GIVEN DATA:
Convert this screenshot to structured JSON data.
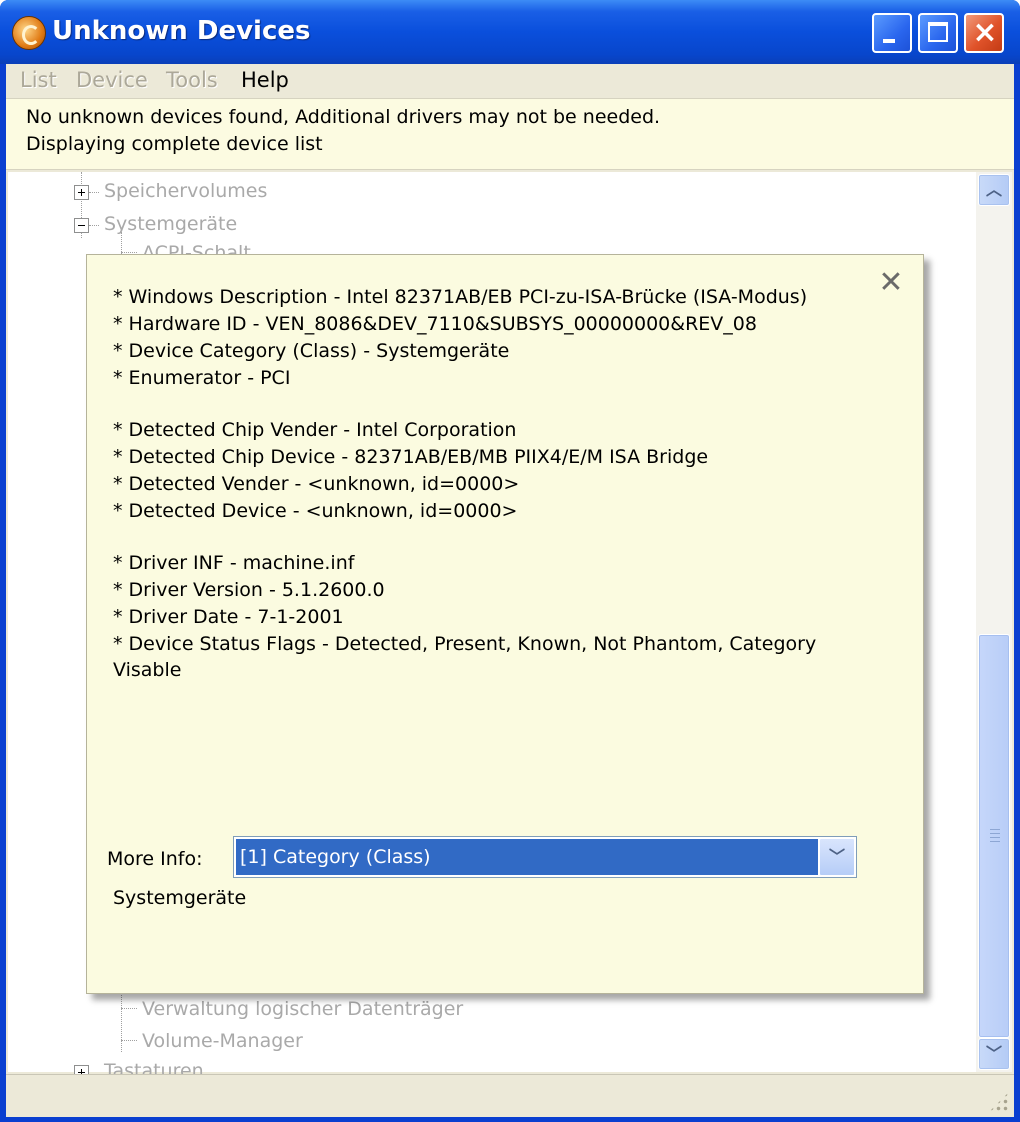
{
  "window": {
    "title": "Unknown Devices",
    "icon": "app-icon",
    "buttons": [
      "minimize-icon",
      "maximize-icon",
      "close-icon"
    ]
  },
  "menu": {
    "list": "List",
    "device": "Device",
    "tools": "Tools",
    "help": "Help"
  },
  "banner": {
    "line1": "No unknown devices found, Additional drivers may not be needed.",
    "line2": "Displaying complete device list"
  },
  "tree": {
    "item_speichervolumes": "Speichervolumes",
    "item_systemgeraete": "Systemgeräte",
    "item_acpi_partial": "ACPI-Schalt",
    "item_verwaltung": "Verwaltung logischer Datenträger",
    "item_volume_manager": "Volume-Manager",
    "item_tastaturen_partial": "Tastaturen"
  },
  "popup": {
    "close_symbol": "✕",
    "details": [
      "* Windows Description - Intel 82371AB/EB PCI-zu-ISA-Brücke (ISA-Modus)",
      "* Hardware ID - VEN_8086&DEV_7110&SUBSYS_00000000&REV_08",
      "* Device Category (Class) - Systemgeräte",
      "* Enumerator - PCI",
      "* Detected Chip Vender - Intel Corporation",
      "* Detected Chip Device - 82371AB/EB/MB PIIX4/E/M ISA Bridge",
      "* Detected Vender - <unknown, id=0000>",
      "* Detected Device - <unknown, id=0000>",
      "* Driver INF - machine.inf",
      "* Driver Version - 5.1.2600.0",
      "* Driver Date - 7-1-2001",
      "* Device Status Flags - Detected, Present, Known, Not Phantom, Category",
      "Visable"
    ],
    "more_info_label": "More Info:",
    "more_info_selected": "[1] Category (Class)",
    "more_info_value": "Systemgeräte"
  },
  "colors": {
    "titlebar": "#0a4fdc",
    "popup_bg": "#fbfbe0",
    "selection": "#316ac5",
    "menu_disabled": "#aca899"
  }
}
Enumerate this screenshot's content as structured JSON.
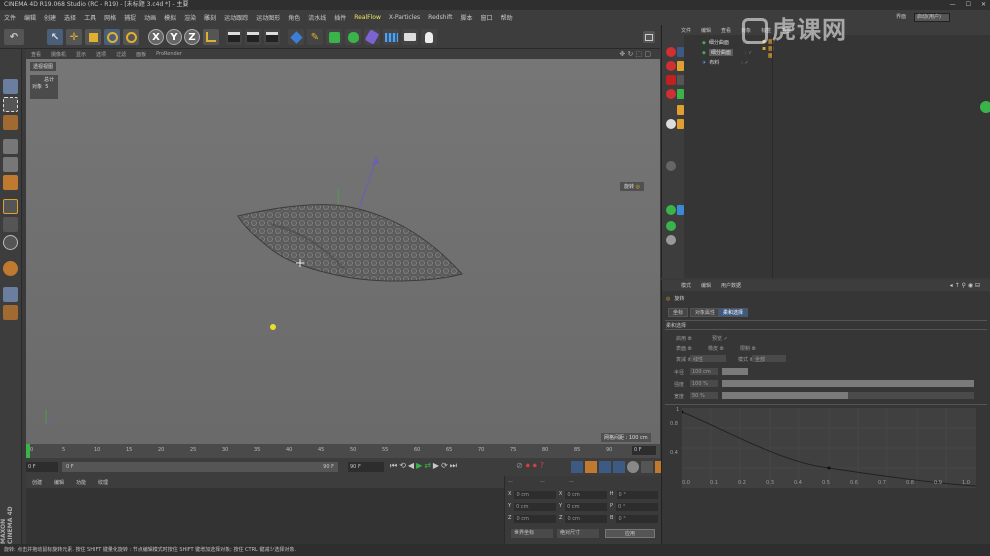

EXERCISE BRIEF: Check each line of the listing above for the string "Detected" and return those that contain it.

FINISHED TASK:
      "* Detected Chip Vender - Intel Corporation",
      "* Detected Chip Device - 82371AB/EB/MB PIIX4/E/M ISA Bridge",
      "* Detected Vender - <unknown, id=0000>",
      "* Detected Device - <unknown, id=0000>",
      "* Device Status Flags - Detected, Present, Known, Not Phantom, Category",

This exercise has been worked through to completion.